_The task:_
Without changing anything, set down every line shown below.

-------- Records for this exercise

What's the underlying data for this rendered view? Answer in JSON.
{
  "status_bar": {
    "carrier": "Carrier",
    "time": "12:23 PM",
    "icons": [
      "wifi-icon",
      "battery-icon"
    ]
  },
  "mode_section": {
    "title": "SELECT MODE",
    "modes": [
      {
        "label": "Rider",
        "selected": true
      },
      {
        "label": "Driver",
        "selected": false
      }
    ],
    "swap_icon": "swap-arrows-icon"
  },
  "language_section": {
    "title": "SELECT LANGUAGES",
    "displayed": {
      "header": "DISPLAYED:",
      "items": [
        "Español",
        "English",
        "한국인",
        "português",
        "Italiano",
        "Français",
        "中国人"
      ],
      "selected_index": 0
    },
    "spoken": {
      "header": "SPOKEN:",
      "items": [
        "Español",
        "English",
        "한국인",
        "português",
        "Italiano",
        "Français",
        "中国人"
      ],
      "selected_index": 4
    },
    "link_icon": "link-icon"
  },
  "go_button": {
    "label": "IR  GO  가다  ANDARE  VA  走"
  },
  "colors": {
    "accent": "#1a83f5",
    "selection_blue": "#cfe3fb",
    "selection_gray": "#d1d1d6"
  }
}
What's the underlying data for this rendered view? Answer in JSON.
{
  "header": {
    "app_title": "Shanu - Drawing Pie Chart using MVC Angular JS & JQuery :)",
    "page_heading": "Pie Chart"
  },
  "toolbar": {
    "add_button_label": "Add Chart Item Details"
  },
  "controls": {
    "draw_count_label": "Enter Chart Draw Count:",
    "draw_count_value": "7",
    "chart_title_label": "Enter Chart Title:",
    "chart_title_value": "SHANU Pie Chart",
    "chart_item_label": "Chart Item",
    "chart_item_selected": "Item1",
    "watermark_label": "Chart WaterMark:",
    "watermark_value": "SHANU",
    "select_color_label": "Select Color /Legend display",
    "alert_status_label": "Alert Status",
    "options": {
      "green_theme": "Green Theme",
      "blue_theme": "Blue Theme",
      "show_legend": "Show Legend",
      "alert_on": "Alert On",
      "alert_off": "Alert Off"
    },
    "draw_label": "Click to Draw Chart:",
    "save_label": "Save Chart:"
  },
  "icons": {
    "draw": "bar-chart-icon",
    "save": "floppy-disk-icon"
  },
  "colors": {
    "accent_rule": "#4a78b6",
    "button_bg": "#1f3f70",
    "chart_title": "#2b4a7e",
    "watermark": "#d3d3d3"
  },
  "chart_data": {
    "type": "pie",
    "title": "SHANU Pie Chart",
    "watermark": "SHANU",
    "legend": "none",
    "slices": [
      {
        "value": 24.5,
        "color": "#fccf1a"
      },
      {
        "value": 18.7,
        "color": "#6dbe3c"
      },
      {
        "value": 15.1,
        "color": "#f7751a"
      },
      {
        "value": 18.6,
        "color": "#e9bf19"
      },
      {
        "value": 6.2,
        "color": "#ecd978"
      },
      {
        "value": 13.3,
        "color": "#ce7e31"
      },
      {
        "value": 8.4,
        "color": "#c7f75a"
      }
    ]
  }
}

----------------

_Written answer:_
What's the underlying data for this rendered view? Answer in JSON.
{
  "status_bar": {
    "carrier": "Carrier",
    "time": "12:23 PM",
    "icons": [
      "wifi-icon",
      "battery-icon"
    ]
  },
  "mode_section": {
    "title": "SELECT MODE",
    "modes": [
      {
        "label": "Rider",
        "selected": true
      },
      {
        "label": "Driver",
        "selected": false
      }
    ],
    "swap_icon": "swap-arrows-icon"
  },
  "language_section": {
    "title": "SELECT LANGUAGES",
    "displayed": {
      "header": "DISPLAYED:",
      "items": [
        "Español",
        "English",
        "한국인",
        "português",
        "Italiano",
        "Français",
        "中国人"
      ],
      "selected_index": 0
    },
    "spoken": {
      "header": "SPOKEN:",
      "items": [
        "Español",
        "English",
        "한국인",
        "português",
        "Italiano",
        "Français",
        "中国人"
      ],
      "selected_index": 4
    },
    "link_icon": "link-icon"
  },
  "go_button": {
    "label": "IR  GO  가다  ANDARE  VA  走"
  },
  "colors": {
    "accent": "#1a83f5",
    "selection_blue": "#cfe3fb",
    "selection_gray": "#d1d1d6"
  }
}
What's the underlying data for this rendered view? Answer in JSON.
{
  "header": {
    "app_title": "Shanu - Drawing Pie Chart using MVC Angular JS & JQuery :)",
    "page_heading": "Pie Chart"
  },
  "toolbar": {
    "add_button_label": "Add Chart Item Details"
  },
  "controls": {
    "draw_count_label": "Enter Chart Draw Count:",
    "draw_count_value": "7",
    "chart_title_label": "Enter Chart Title:",
    "chart_title_value": "SHANU Pie Chart",
    "chart_item_label": "Chart Item",
    "chart_item_selected": "Item1",
    "watermark_label": "Chart WaterMark:",
    "watermark_value": "SHANU",
    "select_color_label": "Select Color /Legend display",
    "alert_status_label": "Alert Status",
    "options": {
      "green_theme": "Green Theme",
      "blue_theme": "Blue Theme",
      "show_legend": "Show Legend",
      "alert_on": "Alert On",
      "alert_off": "Alert Off"
    },
    "draw_label": "Click to Draw Chart:",
    "save_label": "Save Chart:"
  },
  "icons": {
    "draw": "bar-chart-icon",
    "save": "floppy-disk-icon"
  },
  "colors": {
    "accent_rule": "#4a78b6",
    "button_bg": "#1f3f70",
    "chart_title": "#2b4a7e",
    "watermark": "#d3d3d3"
  },
  "chart_data": {
    "type": "pie",
    "title": "SHANU Pie Chart",
    "watermark": "SHANU",
    "legend": "none",
    "slices": [
      {
        "value": 24.5,
        "color": "#fccf1a"
      },
      {
        "value": 18.7,
        "color": "#6dbe3c"
      },
      {
        "value": 15.1,
        "color": "#f7751a"
      },
      {
        "value": 18.6,
        "color": "#e9bf19"
      },
      {
        "value": 6.2,
        "color": "#ecd978"
      },
      {
        "value": 13.3,
        "color": "#ce7e31"
      },
      {
        "value": 8.4,
        "color": "#c7f75a"
      }
    ]
  }
}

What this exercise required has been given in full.